Oxidative stress is the result of an imbalance between, on the one hand, the production of free radicals and reactive oxygen species (ROS), and on the other hand, the capacity of the organism’s protective mechanisms to neutralize these two types of toxic compounds before they cause any damage.
A blood test focusing on oxidative stress requires the selection of suitable biomarkers, a solid knowledge of the field and strong interpretative skills.
High MDA levels
Plasma malondialdehyde, abbreviated as MDA, is a marker of lipid oxidation, and is considered to be an end-product of polyunsaturated fat oxidation. High MDA levels therefore indicate oxidative stress, in particular lipid oxidation, which is a scientifically proven cardiovascular risk factor, but they are also evidence of more general oxidative stress in the organism (our brain, for example, is particularly lipid-rich).

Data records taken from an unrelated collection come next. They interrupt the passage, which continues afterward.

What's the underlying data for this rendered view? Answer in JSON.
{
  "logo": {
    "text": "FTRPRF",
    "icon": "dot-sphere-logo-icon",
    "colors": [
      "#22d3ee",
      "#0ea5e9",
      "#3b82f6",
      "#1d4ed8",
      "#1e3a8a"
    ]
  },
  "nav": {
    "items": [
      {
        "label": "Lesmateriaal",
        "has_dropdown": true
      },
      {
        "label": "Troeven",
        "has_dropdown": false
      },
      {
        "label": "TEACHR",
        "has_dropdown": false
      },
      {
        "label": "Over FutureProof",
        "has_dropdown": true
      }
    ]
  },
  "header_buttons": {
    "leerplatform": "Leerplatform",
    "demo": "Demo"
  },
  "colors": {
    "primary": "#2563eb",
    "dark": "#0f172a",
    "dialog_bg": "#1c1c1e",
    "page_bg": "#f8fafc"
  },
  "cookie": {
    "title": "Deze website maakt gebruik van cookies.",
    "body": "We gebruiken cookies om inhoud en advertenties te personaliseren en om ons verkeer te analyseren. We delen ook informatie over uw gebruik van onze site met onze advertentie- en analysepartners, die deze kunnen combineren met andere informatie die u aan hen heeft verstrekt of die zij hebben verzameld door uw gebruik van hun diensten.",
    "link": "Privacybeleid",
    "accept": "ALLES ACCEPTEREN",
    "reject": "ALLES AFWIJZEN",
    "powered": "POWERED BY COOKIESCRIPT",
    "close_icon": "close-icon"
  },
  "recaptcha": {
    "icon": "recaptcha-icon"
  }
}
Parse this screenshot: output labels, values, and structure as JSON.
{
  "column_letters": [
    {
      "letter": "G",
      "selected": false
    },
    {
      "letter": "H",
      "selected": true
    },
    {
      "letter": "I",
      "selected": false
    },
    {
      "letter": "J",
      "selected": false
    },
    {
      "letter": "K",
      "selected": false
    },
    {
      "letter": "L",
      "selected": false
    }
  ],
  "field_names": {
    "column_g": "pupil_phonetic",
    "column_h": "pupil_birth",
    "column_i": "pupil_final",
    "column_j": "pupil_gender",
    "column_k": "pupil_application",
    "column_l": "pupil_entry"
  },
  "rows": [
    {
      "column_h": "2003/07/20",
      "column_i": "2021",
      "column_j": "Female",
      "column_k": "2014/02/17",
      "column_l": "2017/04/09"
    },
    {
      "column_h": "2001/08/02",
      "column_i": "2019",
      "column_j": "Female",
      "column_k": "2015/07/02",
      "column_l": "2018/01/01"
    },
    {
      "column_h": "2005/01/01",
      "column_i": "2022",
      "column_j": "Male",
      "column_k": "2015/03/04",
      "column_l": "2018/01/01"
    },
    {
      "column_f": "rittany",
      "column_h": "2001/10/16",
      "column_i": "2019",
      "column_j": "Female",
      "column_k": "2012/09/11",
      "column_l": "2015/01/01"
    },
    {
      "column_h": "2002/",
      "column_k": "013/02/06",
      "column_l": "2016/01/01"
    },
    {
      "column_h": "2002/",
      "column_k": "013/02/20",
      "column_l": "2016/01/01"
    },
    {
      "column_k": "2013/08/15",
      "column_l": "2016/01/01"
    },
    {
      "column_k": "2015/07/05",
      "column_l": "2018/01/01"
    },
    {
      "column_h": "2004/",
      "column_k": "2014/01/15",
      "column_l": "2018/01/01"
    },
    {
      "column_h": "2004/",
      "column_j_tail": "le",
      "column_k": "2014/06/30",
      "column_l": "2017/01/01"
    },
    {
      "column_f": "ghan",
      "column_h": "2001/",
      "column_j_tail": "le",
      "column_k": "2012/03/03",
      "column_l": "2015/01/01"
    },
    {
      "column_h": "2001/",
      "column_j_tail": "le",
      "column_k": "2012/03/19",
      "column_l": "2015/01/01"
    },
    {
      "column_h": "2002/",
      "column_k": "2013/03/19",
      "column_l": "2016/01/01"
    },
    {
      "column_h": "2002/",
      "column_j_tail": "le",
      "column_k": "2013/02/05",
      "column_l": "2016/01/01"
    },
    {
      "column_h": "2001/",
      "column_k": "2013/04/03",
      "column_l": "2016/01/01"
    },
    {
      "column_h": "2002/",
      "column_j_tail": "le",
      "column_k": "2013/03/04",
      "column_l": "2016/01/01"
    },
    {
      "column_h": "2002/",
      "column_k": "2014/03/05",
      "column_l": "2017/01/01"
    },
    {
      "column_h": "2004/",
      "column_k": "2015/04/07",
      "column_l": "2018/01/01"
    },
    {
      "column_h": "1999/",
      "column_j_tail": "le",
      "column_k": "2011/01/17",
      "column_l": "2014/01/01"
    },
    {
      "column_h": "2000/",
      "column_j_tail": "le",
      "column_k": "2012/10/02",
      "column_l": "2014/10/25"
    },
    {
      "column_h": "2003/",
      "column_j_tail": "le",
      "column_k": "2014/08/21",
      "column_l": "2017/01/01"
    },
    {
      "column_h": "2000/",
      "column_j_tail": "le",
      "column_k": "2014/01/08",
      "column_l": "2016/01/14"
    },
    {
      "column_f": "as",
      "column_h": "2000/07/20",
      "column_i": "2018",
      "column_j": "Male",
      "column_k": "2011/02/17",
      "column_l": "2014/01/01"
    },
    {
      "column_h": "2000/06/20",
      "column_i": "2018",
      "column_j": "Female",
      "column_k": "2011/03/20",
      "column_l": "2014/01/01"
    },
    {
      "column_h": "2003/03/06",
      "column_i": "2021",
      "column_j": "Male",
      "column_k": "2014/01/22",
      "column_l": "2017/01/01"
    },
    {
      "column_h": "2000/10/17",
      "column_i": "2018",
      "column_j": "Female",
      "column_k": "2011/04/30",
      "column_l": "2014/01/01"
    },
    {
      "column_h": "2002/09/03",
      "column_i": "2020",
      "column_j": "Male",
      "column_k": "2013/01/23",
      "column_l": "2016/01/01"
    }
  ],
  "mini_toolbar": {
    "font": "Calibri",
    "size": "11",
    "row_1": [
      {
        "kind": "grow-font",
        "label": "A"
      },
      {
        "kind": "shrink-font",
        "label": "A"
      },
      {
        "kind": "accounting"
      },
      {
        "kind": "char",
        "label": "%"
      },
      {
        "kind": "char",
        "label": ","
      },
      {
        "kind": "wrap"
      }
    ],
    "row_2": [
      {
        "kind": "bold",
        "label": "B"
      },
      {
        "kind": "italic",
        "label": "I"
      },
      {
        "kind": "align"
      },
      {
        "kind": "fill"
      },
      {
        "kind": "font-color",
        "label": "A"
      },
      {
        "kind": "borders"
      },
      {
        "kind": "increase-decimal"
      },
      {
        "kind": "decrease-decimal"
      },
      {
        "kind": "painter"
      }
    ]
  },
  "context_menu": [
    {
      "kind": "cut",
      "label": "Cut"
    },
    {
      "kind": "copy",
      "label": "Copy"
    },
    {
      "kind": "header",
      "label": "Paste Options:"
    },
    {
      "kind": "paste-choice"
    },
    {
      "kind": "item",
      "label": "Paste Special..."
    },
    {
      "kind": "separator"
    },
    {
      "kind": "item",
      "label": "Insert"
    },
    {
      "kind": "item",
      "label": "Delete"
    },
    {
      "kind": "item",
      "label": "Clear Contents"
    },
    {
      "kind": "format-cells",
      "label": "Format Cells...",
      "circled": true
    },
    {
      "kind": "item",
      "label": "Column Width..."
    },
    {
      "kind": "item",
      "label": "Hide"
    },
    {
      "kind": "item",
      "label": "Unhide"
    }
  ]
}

Thiol protein levels are without doubt one of the most significant markers of oxidative stress. Only low thiol levels are significant. Thiol proteins, which contain a sulfur atom, act as exceptionally potent ‘buffers’ in the blood .During periods of significant oxidative stress, thiols restore ‘redox’ (reduction-oxidation) balance by eliminating free radicals .Thiols oxidize and are then eliminated; lowered thiol levels are therefore a marker of oxidative stress. Extremely low thiol levels are most often evidence of past and/or chronic oxidative stress. Low thiol levels are also considered an indirect marker of protein oxidation.
Urinary 8-hydroxydeoxyguanosine (8OHdG) levels
8OHdG is a molecule which is eliminated in our urine. It is specific to oxidative attacks, and is easy to detect. A major European study has shown a strong correlation between lymphocyte 8OHdG levels and cardiovascular mortality in young men.
Urinary hormonal profile
From 30 to 70 years old, cortisol secretion increases by 50% while DHEA secretion decreases by 90%.The ratio of cortisol to DHEA is very useful.
Urinary pentosidine and furosine levels
Urinary levels increase with age and indicate glycation.
Today, we can precisely evaluate your dietary intolerances by using a blood test which will hunt down the IgG (Immunoglobulin G) type antibodies present in your blood. Every kind of food can be tested, and if your body treats it as an ‘antigen’, it will produce corresponding antibodies. In this way, certain labs can detect your intolerances from a selection of more than 300 foods (Imupro300).
Bone densitometry, also known as osteodensitometry or dual-energy absorptiometry, is a medical exam which measures bone density, that is, its mineral content. Low bone density is a strong indicator of the risk of fracture, whether for vertebral compression or hip fractures.
Bone mineral density (BMD) is expressed compared to an average of a normal population of the same age and sex, which makes it possible to assess bone condition compared to the given chronological age.
Analyzing telomere length is a key step, not only for scientific research, but also for individuals wishing to monitor how their telomeres evolve during a cellular regeneration protocol. Measuring telomeres for research requires very sophisticated, and therefore costly equipment. For individuals, the most important thing is to measure an average length of the shorter telomeres, rather than measure all of them. Why?
So long as telomeres are still present (down to around 5 000 base pairs) the cell continues to do its work and, more importantly, to divide, avoiding apoptosis and senescence. If we calculate the average of all telomeres, the results may be skewed as, on the one hand, certain cells multiply very frequently, meaning that their telomeres shorten more quickly, and on the other hand, within any given cell family, shortening rates are completely different. Only measuring short telomeres allows us to indirectly evaluate the amount of senescent cells. We suggest you perform this test once a year to evaluate your progress. For now, the only lab which offers this test is in Madrid (www.lifelength.com).